=== Problem to work on ===
The answer must be an exact copy of the entries below, with no images in it.

=== Information provided ===
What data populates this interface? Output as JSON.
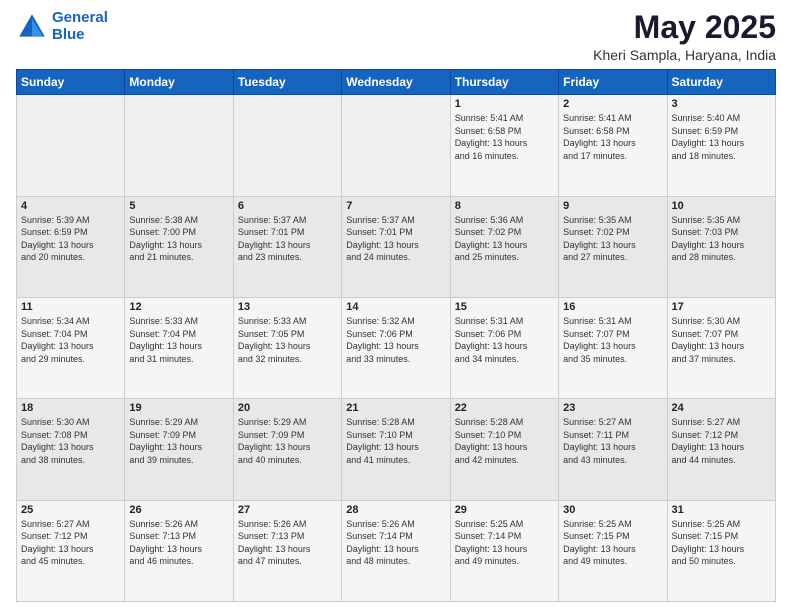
{
  "logo": {
    "text_general": "General",
    "text_blue": "Blue"
  },
  "header": {
    "month": "May 2025",
    "location": "Kheri Sampla, Haryana, India"
  },
  "weekdays": [
    "Sunday",
    "Monday",
    "Tuesday",
    "Wednesday",
    "Thursday",
    "Friday",
    "Saturday"
  ],
  "weeks": [
    [
      {
        "day": "",
        "info": ""
      },
      {
        "day": "",
        "info": ""
      },
      {
        "day": "",
        "info": ""
      },
      {
        "day": "",
        "info": ""
      },
      {
        "day": "1",
        "info": "Sunrise: 5:41 AM\nSunset: 6:58 PM\nDaylight: 13 hours\nand 16 minutes."
      },
      {
        "day": "2",
        "info": "Sunrise: 5:41 AM\nSunset: 6:58 PM\nDaylight: 13 hours\nand 17 minutes."
      },
      {
        "day": "3",
        "info": "Sunrise: 5:40 AM\nSunset: 6:59 PM\nDaylight: 13 hours\nand 18 minutes."
      }
    ],
    [
      {
        "day": "4",
        "info": "Sunrise: 5:39 AM\nSunset: 6:59 PM\nDaylight: 13 hours\nand 20 minutes."
      },
      {
        "day": "5",
        "info": "Sunrise: 5:38 AM\nSunset: 7:00 PM\nDaylight: 13 hours\nand 21 minutes."
      },
      {
        "day": "6",
        "info": "Sunrise: 5:37 AM\nSunset: 7:01 PM\nDaylight: 13 hours\nand 23 minutes."
      },
      {
        "day": "7",
        "info": "Sunrise: 5:37 AM\nSunset: 7:01 PM\nDaylight: 13 hours\nand 24 minutes."
      },
      {
        "day": "8",
        "info": "Sunrise: 5:36 AM\nSunset: 7:02 PM\nDaylight: 13 hours\nand 25 minutes."
      },
      {
        "day": "9",
        "info": "Sunrise: 5:35 AM\nSunset: 7:02 PM\nDaylight: 13 hours\nand 27 minutes."
      },
      {
        "day": "10",
        "info": "Sunrise: 5:35 AM\nSunset: 7:03 PM\nDaylight: 13 hours\nand 28 minutes."
      }
    ],
    [
      {
        "day": "11",
        "info": "Sunrise: 5:34 AM\nSunset: 7:04 PM\nDaylight: 13 hours\nand 29 minutes."
      },
      {
        "day": "12",
        "info": "Sunrise: 5:33 AM\nSunset: 7:04 PM\nDaylight: 13 hours\nand 31 minutes."
      },
      {
        "day": "13",
        "info": "Sunrise: 5:33 AM\nSunset: 7:05 PM\nDaylight: 13 hours\nand 32 minutes."
      },
      {
        "day": "14",
        "info": "Sunrise: 5:32 AM\nSunset: 7:06 PM\nDaylight: 13 hours\nand 33 minutes."
      },
      {
        "day": "15",
        "info": "Sunrise: 5:31 AM\nSunset: 7:06 PM\nDaylight: 13 hours\nand 34 minutes."
      },
      {
        "day": "16",
        "info": "Sunrise: 5:31 AM\nSunset: 7:07 PM\nDaylight: 13 hours\nand 35 minutes."
      },
      {
        "day": "17",
        "info": "Sunrise: 5:30 AM\nSunset: 7:07 PM\nDaylight: 13 hours\nand 37 minutes."
      }
    ],
    [
      {
        "day": "18",
        "info": "Sunrise: 5:30 AM\nSunset: 7:08 PM\nDaylight: 13 hours\nand 38 minutes."
      },
      {
        "day": "19",
        "info": "Sunrise: 5:29 AM\nSunset: 7:09 PM\nDaylight: 13 hours\nand 39 minutes."
      },
      {
        "day": "20",
        "info": "Sunrise: 5:29 AM\nSunset: 7:09 PM\nDaylight: 13 hours\nand 40 minutes."
      },
      {
        "day": "21",
        "info": "Sunrise: 5:28 AM\nSunset: 7:10 PM\nDaylight: 13 hours\nand 41 minutes."
      },
      {
        "day": "22",
        "info": "Sunrise: 5:28 AM\nSunset: 7:10 PM\nDaylight: 13 hours\nand 42 minutes."
      },
      {
        "day": "23",
        "info": "Sunrise: 5:27 AM\nSunset: 7:11 PM\nDaylight: 13 hours\nand 43 minutes."
      },
      {
        "day": "24",
        "info": "Sunrise: 5:27 AM\nSunset: 7:12 PM\nDaylight: 13 hours\nand 44 minutes."
      }
    ],
    [
      {
        "day": "25",
        "info": "Sunrise: 5:27 AM\nSunset: 7:12 PM\nDaylight: 13 hours\nand 45 minutes."
      },
      {
        "day": "26",
        "info": "Sunrise: 5:26 AM\nSunset: 7:13 PM\nDaylight: 13 hours\nand 46 minutes."
      },
      {
        "day": "27",
        "info": "Sunrise: 5:26 AM\nSunset: 7:13 PM\nDaylight: 13 hours\nand 47 minutes."
      },
      {
        "day": "28",
        "info": "Sunrise: 5:26 AM\nSunset: 7:14 PM\nDaylight: 13 hours\nand 48 minutes."
      },
      {
        "day": "29",
        "info": "Sunrise: 5:25 AM\nSunset: 7:14 PM\nDaylight: 13 hours\nand 49 minutes."
      },
      {
        "day": "30",
        "info": "Sunrise: 5:25 AM\nSunset: 7:15 PM\nDaylight: 13 hours\nand 49 minutes."
      },
      {
        "day": "31",
        "info": "Sunrise: 5:25 AM\nSunset: 7:15 PM\nDaylight: 13 hours\nand 50 minutes."
      }
    ]
  ]
}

=== Finished exercise ===
What data populates this interface? Output as JSON.
{
  "logo": {
    "text_general": "General",
    "text_blue": "Blue"
  },
  "header": {
    "month": "May 2025",
    "location": "Kheri Sampla, Haryana, India"
  },
  "weekdays": [
    "Sunday",
    "Monday",
    "Tuesday",
    "Wednesday",
    "Thursday",
    "Friday",
    "Saturday"
  ],
  "weeks": [
    [
      {
        "day": "",
        "info": ""
      },
      {
        "day": "",
        "info": ""
      },
      {
        "day": "",
        "info": ""
      },
      {
        "day": "",
        "info": ""
      },
      {
        "day": "1",
        "info": "Sunrise: 5:41 AM\nSunset: 6:58 PM\nDaylight: 13 hours\nand 16 minutes."
      },
      {
        "day": "2",
        "info": "Sunrise: 5:41 AM\nSunset: 6:58 PM\nDaylight: 13 hours\nand 17 minutes."
      },
      {
        "day": "3",
        "info": "Sunrise: 5:40 AM\nSunset: 6:59 PM\nDaylight: 13 hours\nand 18 minutes."
      }
    ],
    [
      {
        "day": "4",
        "info": "Sunrise: 5:39 AM\nSunset: 6:59 PM\nDaylight: 13 hours\nand 20 minutes."
      },
      {
        "day": "5",
        "info": "Sunrise: 5:38 AM\nSunset: 7:00 PM\nDaylight: 13 hours\nand 21 minutes."
      },
      {
        "day": "6",
        "info": "Sunrise: 5:37 AM\nSunset: 7:01 PM\nDaylight: 13 hours\nand 23 minutes."
      },
      {
        "day": "7",
        "info": "Sunrise: 5:37 AM\nSunset: 7:01 PM\nDaylight: 13 hours\nand 24 minutes."
      },
      {
        "day": "8",
        "info": "Sunrise: 5:36 AM\nSunset: 7:02 PM\nDaylight: 13 hours\nand 25 minutes."
      },
      {
        "day": "9",
        "info": "Sunrise: 5:35 AM\nSunset: 7:02 PM\nDaylight: 13 hours\nand 27 minutes."
      },
      {
        "day": "10",
        "info": "Sunrise: 5:35 AM\nSunset: 7:03 PM\nDaylight: 13 hours\nand 28 minutes."
      }
    ],
    [
      {
        "day": "11",
        "info": "Sunrise: 5:34 AM\nSunset: 7:04 PM\nDaylight: 13 hours\nand 29 minutes."
      },
      {
        "day": "12",
        "info": "Sunrise: 5:33 AM\nSunset: 7:04 PM\nDaylight: 13 hours\nand 31 minutes."
      },
      {
        "day": "13",
        "info": "Sunrise: 5:33 AM\nSunset: 7:05 PM\nDaylight: 13 hours\nand 32 minutes."
      },
      {
        "day": "14",
        "info": "Sunrise: 5:32 AM\nSunset: 7:06 PM\nDaylight: 13 hours\nand 33 minutes."
      },
      {
        "day": "15",
        "info": "Sunrise: 5:31 AM\nSunset: 7:06 PM\nDaylight: 13 hours\nand 34 minutes."
      },
      {
        "day": "16",
        "info": "Sunrise: 5:31 AM\nSunset: 7:07 PM\nDaylight: 13 hours\nand 35 minutes."
      },
      {
        "day": "17",
        "info": "Sunrise: 5:30 AM\nSunset: 7:07 PM\nDaylight: 13 hours\nand 37 minutes."
      }
    ],
    [
      {
        "day": "18",
        "info": "Sunrise: 5:30 AM\nSunset: 7:08 PM\nDaylight: 13 hours\nand 38 minutes."
      },
      {
        "day": "19",
        "info": "Sunrise: 5:29 AM\nSunset: 7:09 PM\nDaylight: 13 hours\nand 39 minutes."
      },
      {
        "day": "20",
        "info": "Sunrise: 5:29 AM\nSunset: 7:09 PM\nDaylight: 13 hours\nand 40 minutes."
      },
      {
        "day": "21",
        "info": "Sunrise: 5:28 AM\nSunset: 7:10 PM\nDaylight: 13 hours\nand 41 minutes."
      },
      {
        "day": "22",
        "info": "Sunrise: 5:28 AM\nSunset: 7:10 PM\nDaylight: 13 hours\nand 42 minutes."
      },
      {
        "day": "23",
        "info": "Sunrise: 5:27 AM\nSunset: 7:11 PM\nDaylight: 13 hours\nand 43 minutes."
      },
      {
        "day": "24",
        "info": "Sunrise: 5:27 AM\nSunset: 7:12 PM\nDaylight: 13 hours\nand 44 minutes."
      }
    ],
    [
      {
        "day": "25",
        "info": "Sunrise: 5:27 AM\nSunset: 7:12 PM\nDaylight: 13 hours\nand 45 minutes."
      },
      {
        "day": "26",
        "info": "Sunrise: 5:26 AM\nSunset: 7:13 PM\nDaylight: 13 hours\nand 46 minutes."
      },
      {
        "day": "27",
        "info": "Sunrise: 5:26 AM\nSunset: 7:13 PM\nDaylight: 13 hours\nand 47 minutes."
      },
      {
        "day": "28",
        "info": "Sunrise: 5:26 AM\nSunset: 7:14 PM\nDaylight: 13 hours\nand 48 minutes."
      },
      {
        "day": "29",
        "info": "Sunrise: 5:25 AM\nSunset: 7:14 PM\nDaylight: 13 hours\nand 49 minutes."
      },
      {
        "day": "30",
        "info": "Sunrise: 5:25 AM\nSunset: 7:15 PM\nDaylight: 13 hours\nand 49 minutes."
      },
      {
        "day": "31",
        "info": "Sunrise: 5:25 AM\nSunset: 7:15 PM\nDaylight: 13 hours\nand 50 minutes."
      }
    ]
  ]
}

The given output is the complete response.